Thermal Energy Storage

As latent heat accumulators, phase-change materials (PCM) increase the heat capacity of buildings and ensure a stable and pleasant indoor climate. In production, its operating temperature can be adjusted from -10°C to 80°C (14°F to 176°F). Of particular importance is the usage in lightweight construction, as they can be directly integrated in the plaster or dry construction panel in form of microcapsules. Besides buildings, PCM can also be used in any application where there is need for a high heat storage capacity in a small area, for example in heat exchangers or water heaters. Experts at Fraunhofer also work on pumpable high performance refrigerants like ice suspensions for use in process and transportation cooling or in the food industry. Absorption and adsorption processes also make heat and cold storage possible. This so-called sorptive or thermochemical heat storage provides the advantage of achieving a very high storage density and covering a wide range of temperatures. Moreover, thermal energy losses during the storage period are minimized.

Competencies of the Fraunhofer Energy Alliance in the Field of Thermal Energy Storage Systems

Sensitive Heat Storage

Sensible heat storage using water, thermal oil, rock, etc. is used in many applications from residential to industrial to power plants. The supply and withdrawal of thermal energy in these storage systems is expressed perceptibly (sensitively) by a change in temperature. Fraunhofer’s researchers are working on the efficient use of different storage types, geometries and materials. One aspect of this is the seasonal storage of heat and cold underground. In addition to classic closed geothermal heat exchanger systems, the focus is also on open systems in which heat or cold is stored by a circulation of formation water in suitable geological structures. In addition to natural hydrothermal reservoirs, artificial formations, such as mining infrastructures, are being examined. In order to increase the use of renewable energy, especially in the heating and cooling sector, the discrepancy between the availability of surplus (e.g. geothermal) heat in summer and the high energy demand in winter must be addressed efficiently. Underground thermal energy storage (UTES) systems could provide such a replicable and smart solution for balancing seasonal peaks in heating and cooling demand. Therefore, the integration of seasonal storage in suitable supply structures can make a significant contribution to achieving the targeted climate protection goals.
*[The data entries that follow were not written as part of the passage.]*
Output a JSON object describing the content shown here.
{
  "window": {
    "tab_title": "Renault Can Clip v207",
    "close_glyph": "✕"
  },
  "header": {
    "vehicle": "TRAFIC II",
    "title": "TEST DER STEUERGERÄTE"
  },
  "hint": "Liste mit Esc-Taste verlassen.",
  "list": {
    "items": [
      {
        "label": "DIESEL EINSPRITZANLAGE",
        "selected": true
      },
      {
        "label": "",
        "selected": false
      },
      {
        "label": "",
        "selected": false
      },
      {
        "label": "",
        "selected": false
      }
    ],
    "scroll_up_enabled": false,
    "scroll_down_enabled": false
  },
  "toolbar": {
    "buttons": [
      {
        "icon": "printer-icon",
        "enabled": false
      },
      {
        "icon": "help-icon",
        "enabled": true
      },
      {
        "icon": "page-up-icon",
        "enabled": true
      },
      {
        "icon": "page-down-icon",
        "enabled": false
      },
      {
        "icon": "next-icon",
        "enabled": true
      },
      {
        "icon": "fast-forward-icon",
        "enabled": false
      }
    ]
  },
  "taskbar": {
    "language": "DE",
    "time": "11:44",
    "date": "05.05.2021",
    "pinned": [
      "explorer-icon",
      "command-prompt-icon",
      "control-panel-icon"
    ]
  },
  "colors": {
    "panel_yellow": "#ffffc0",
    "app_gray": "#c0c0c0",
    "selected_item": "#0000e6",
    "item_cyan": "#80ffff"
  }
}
Heat storage for industry and power plants. In the TheMatIK project, metallic phase change materials (PCM) and metallic encapsulations were investigated for their suitability as heat storage materials. 



The use of Phase Change Materials (PCM) is a promising approach for storing heat in small temperature intervals ...



The MissElly is being carried out jointly between Fraunhofer IEG and Voltavision GmbH. The aim is to provide cold air to cool laboratories and test stations for performance electronics all year round. 

Latent Heat Storage

By using phase change materials (PCM), thermal energy can be stored in latent heat accumulators over a longer period of time. Experts of the Fraunhofer Energy Research are working to further develop the technology and integrate it into new contexts. This is done, for example, in the context of research into organic and aqueous PCM capsules, their integration into building materials, and mobile air conditioning using PCM. For applications in power plants and industrial parks, we are developing, among other things, high-temperature PCM in the form of metal alloys for storing heat >250°C, enabling direct evaporation and provision of process steam during extraction. In the field of refrigeration technology, water is used as a natural PCM in ice storage systems and its use in the coupling of the heating and cooling sectors and for making energy supply systems more flexible is being researched.




Emission-free heating of fully-electric vehicles is currently only possible with a significant reduction in range. In order to solve this problem, the Fraunhofer IVI developed a fast-charging latent heat storage system in the course of the Heat2Go project. 


High Temperature Heat Storage Systems

Heat storage units, in particular metal-based high-temperature storage units, can make the operation of industrial cogeneration plants more flexible by storing process heat and providing process steam. 


PCM Metro II

In the PCM-Metro II project, the objective is to create a basis for the development of accelerated aging tests specifically for the PCM material as well as measurement methods to determine the degradation parameters.

Thermochemical Heat Storage

Thermochemical storage systems are based on sorption processes in which heat is bound by endothermic reactions and released by exothermic reactions. An example of this is the hydration (accumulation of water) of salts such as CaCl2, MgCl2 or MgSO4. Thermochemical storage systems offer a virtually loss-free possibility to store heat - and this at comparatively high storage densities. In the field of thermochemical storage, for example, Fraunhofer’s researchers are developing new technologies for the hydrogenation and dehydrogenation of thermochemical storage materials, as well as working on the integration of these materials into storage systems. One technology of the future is metal hydroxides, which are characterized by high storage density and long-term stability. In addition to storing heat in selected operating states, this technology also allows thermal energy to be converted into electricity.



Seasonal Heat Storage System with Bodies formed out of Zeolites

Fraunhofer IKTS researchers systematically investigated the adsorption properties of binder-free zeolite granules and zeolite honeycombs in order to determine under which conditions they can be used as seasonal heat accumulators.